Glendale finances tied to voters, arena, debt
By Lisa Halverstadt
The Arizona Republic
Three variables could dramatically impact Glendale’s bottom line: the possible repeal of the city’s recent sales-tax hike, how much the city will pay a potential Phoenix Coyotes buyer to manage the arena, and whether the city will be able to refinance its debt on a spring-training ballpark.
City leaders are in negotiations with potential Coyotes buyer Greg Jamison. Voters will weigh in on the sales-tax initiative in November. And an attempt to refinance debt likely is further out.
The loss of the sales-tax hike would mean slashing $11 million this fiscal year and $25 million the following year, about 14 percent of the general fund.
Interim City Manager Horatio Skeete (pictured) has asked for lists of potential cuts from every city operation, from public safety to parks and recreation. He plans to return to the Glendale City Council with options, possibly next week.
The concerns follow a difficult budget process this past spring when a council majority closed a $35 million shortfall by laying off 49 employees, cutting departments and increasing the city’s sales-tax rate.
A business group, concerned by the 0.7 percentage-point hike and the lack of communication from the city, soon gathered support for a ballot initiative to reverse the tax increase.
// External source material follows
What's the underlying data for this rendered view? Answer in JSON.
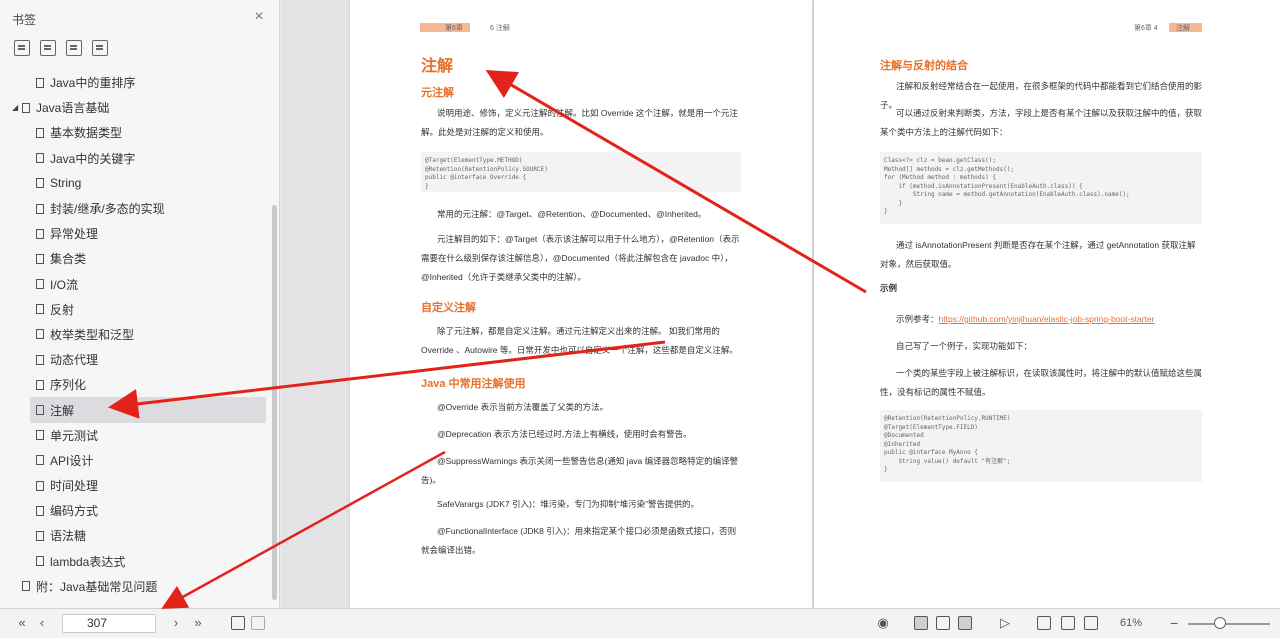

Voters will decide on the measure Nov. 6.
Ahead of voters’ decision, Skeete is preparing budget scenarios.